At the Best Western Starlite Village in Fort Dodge, they served up a big old Sunday breakfast. Forty or 50 of the Democratic faithful showed up to tuck into it and to hear the former Senator speak. They liked him. But they weren't shy about poking his political weaknesses.

"After years away from Washington, aren't you out of the loop?"

"I like what you say, but can you stir passion in people? I'm still waiting to see some fire."

"What about the Dukakis problem?"

The Dukakis problem being that Tsongas is, like the 1988 Democratic nominee, a Greek-American liberal from Massachusetts and as such, food for Jay Leno. Son of a dry cleaner in Lowell—Tsongas as a boy worked in the store making hangers—the ex-Senator is proud of his heritage. Still, it's an unhappy coincidence that so far ("Excuse me, you forgot your albatross") he must carry everywhere he goes.

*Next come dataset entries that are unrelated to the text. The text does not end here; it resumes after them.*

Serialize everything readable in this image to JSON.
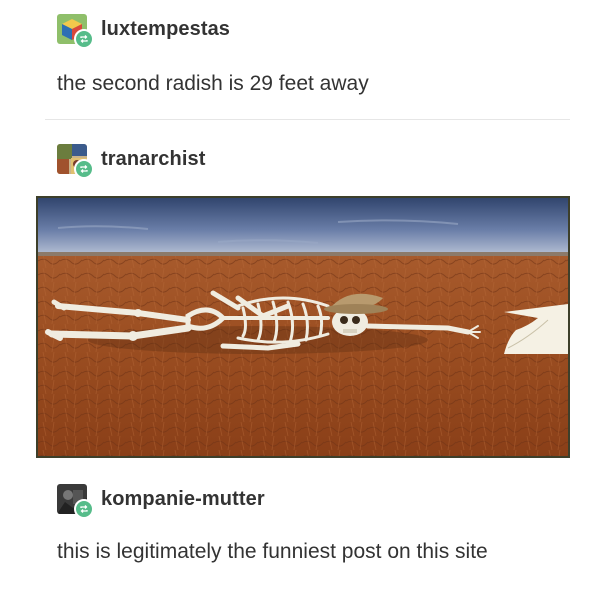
{
  "posts": [
    {
      "username": "luxtempestas",
      "text": "the second radish is 29 feet away",
      "avatar_icon": "cube-avatar-icon"
    },
    {
      "username": "tranarchist",
      "avatar_icon": "collage-avatar-icon",
      "image_description_icon": "desert-skeleton-photo"
    },
    {
      "username": "kompanie-mutter",
      "text": "this is legitimately the funniest post on this site",
      "avatar_icon": "photo-avatar-icon"
    }
  ],
  "badge_icon": "reblog-icon",
  "colors": {
    "text": "#333333",
    "reblog_badge": "#56bc8a",
    "divider": "#e6e6e6"
  }
}
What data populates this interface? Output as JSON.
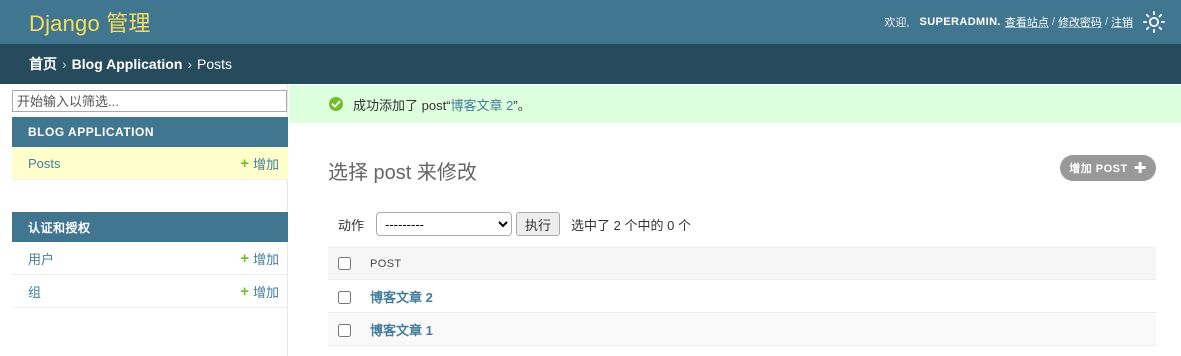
{
  "header": {
    "brand": "Django 管理",
    "welcome": "欢迎,",
    "username": "SUPERADMIN.",
    "links": [
      "查看站点",
      "修改密码",
      "注销"
    ]
  },
  "breadcrumbs": {
    "home": "首页",
    "app": "Blog Application",
    "current": "Posts"
  },
  "nav": {
    "filter_placeholder": "开始输入以筛选...",
    "modules": [
      {
        "caption": "BLOG APPLICATION",
        "models": [
          {
            "name": "Posts",
            "add": "增加"
          }
        ]
      },
      {
        "caption": "认证和授权",
        "models": [
          {
            "name": "用户",
            "add": "增加"
          },
          {
            "name": "组",
            "add": "增加"
          }
        ]
      }
    ]
  },
  "message": {
    "prefix": "成功添加了 post“",
    "link": "博客文章 2",
    "suffix": "”。"
  },
  "content": {
    "title": "选择 post 来修改",
    "add_button": "增加 POST",
    "action_label": "动作",
    "action_selected": "---------",
    "go_button": "执行",
    "selection_count": "选中了 2 个中的 0 个",
    "column_header": "POST",
    "rows": [
      "博客文章 2",
      "博客文章 1"
    ]
  },
  "colors": {
    "header_bg": "#417690",
    "breadcrumb_bg": "#264b5d",
    "brand": "#f5dd5d",
    "success_bg": "#ddffdd",
    "link": "#447e9b",
    "add_plus": "#70bf2b"
  }
}
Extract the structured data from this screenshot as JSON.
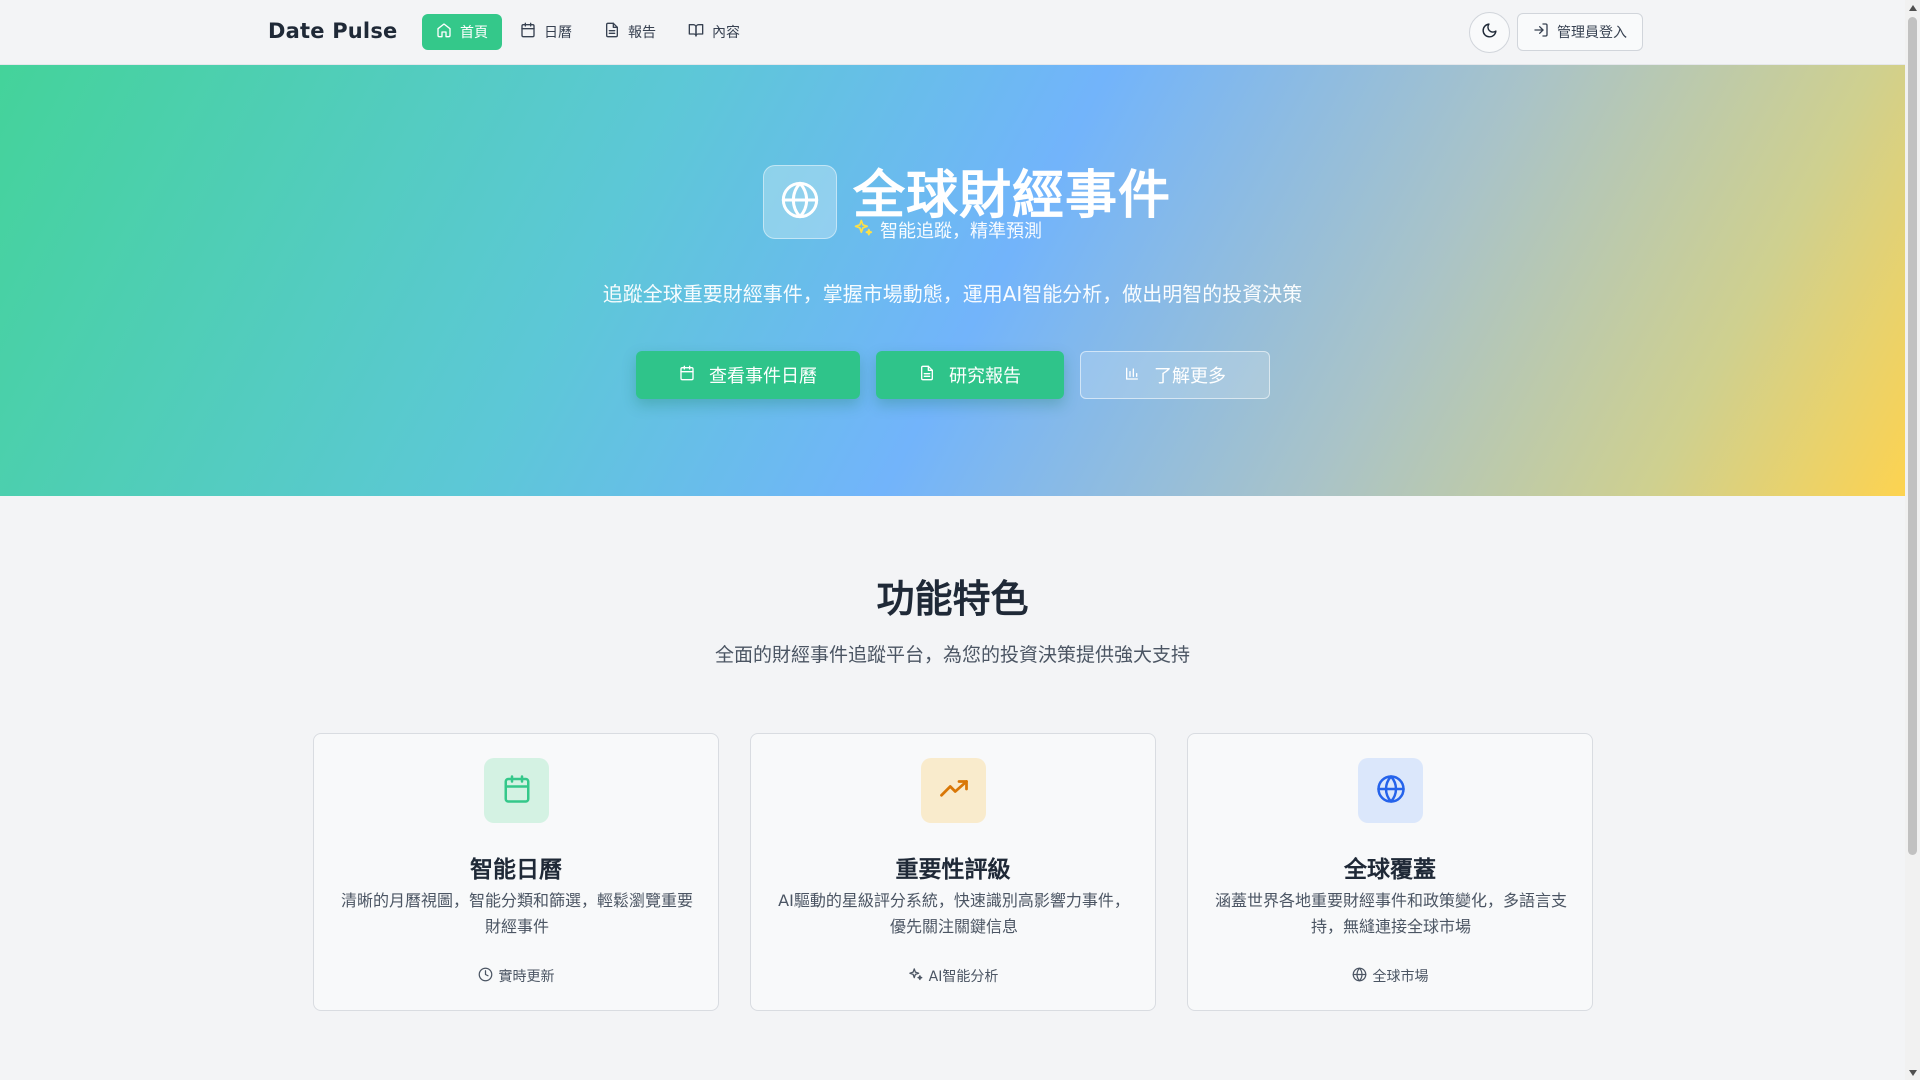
{
  "header": {
    "brand": "Date Pulse",
    "nav": [
      {
        "label": "首頁",
        "icon": "home-icon",
        "active": true
      },
      {
        "label": "日曆",
        "icon": "calendar-icon",
        "active": false
      },
      {
        "label": "報告",
        "icon": "file-text-icon",
        "active": false
      },
      {
        "label": "內容",
        "icon": "book-open-icon",
        "active": false
      }
    ],
    "theme_toggle_icon": "moon-icon",
    "login_label": "管理員登入"
  },
  "hero": {
    "title": "全球財經事件",
    "tagline": "智能追蹤，精準預測",
    "description": "追蹤全球重要財經事件，掌握市場動態，運用AI智能分析，做出明智的投資決策",
    "buttons": {
      "calendar": "查看事件日曆",
      "reports": "研究報告",
      "learn_more": "了解更多"
    }
  },
  "features": {
    "title": "功能特色",
    "subtitle": "全面的財經事件追蹤平台，為您的投資決策提供強大支持",
    "cards": [
      {
        "title": "智能日曆",
        "description": "清晰的月曆視圖，智能分類和篩選，輕鬆瀏覽重要財經事件",
        "meta": "實時更新",
        "icon": "calendar-icon",
        "icon_color": "#34c88a",
        "icon_bg": "#d4f2e3"
      },
      {
        "title": "重要性評級",
        "description": "AI驅動的星級評分系統，快速識別高影響力事件，優先關注關鍵信息",
        "meta": "AI智能分析",
        "icon": "trending-up-icon",
        "icon_color": "#d97706",
        "icon_bg": "#f9ebcc"
      },
      {
        "title": "全球覆蓋",
        "description": "涵蓋世界各地重要財經事件和政策變化，多語言支持，無縫連接全球市場",
        "meta": "全球市場",
        "icon": "globe-icon",
        "icon_color": "#2563eb",
        "icon_bg": "#dbe7fb"
      }
    ]
  },
  "colors": {
    "accent": "#34c88a",
    "hero_gradient_start": "#44d39a",
    "hero_gradient_mid": "#72b4fb",
    "hero_gradient_end": "#fdd350"
  }
}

His long absence from Washington, D.C.? Tsongas is trying to turn that into an asset. He likes to talk about the corporate lawyering he has been doing and the boards he has been serving on. He says he now understands the way business people think.

As for what might be called "the fire thing":

"I'm used to people discounting me," he said. "Then when I win, they can't figure it out." But to win in '92, Tsongas is going to have to lift folks out of their seats. A lot of them will want to know that in the event of war, he can be counted on to provide more great Persian Gulf-style TV.

If Cuomo or Sen. Bill Bradley of New Jersey should enter the race, they would likely swamp Tsongas' efforts. Still, these days, under white-hot press scrutiny, even the strongest-looking candidate may falter. So maybe this very dark horse has a chance. Anyway, that's the sound of his hooves out there in the Democratic night.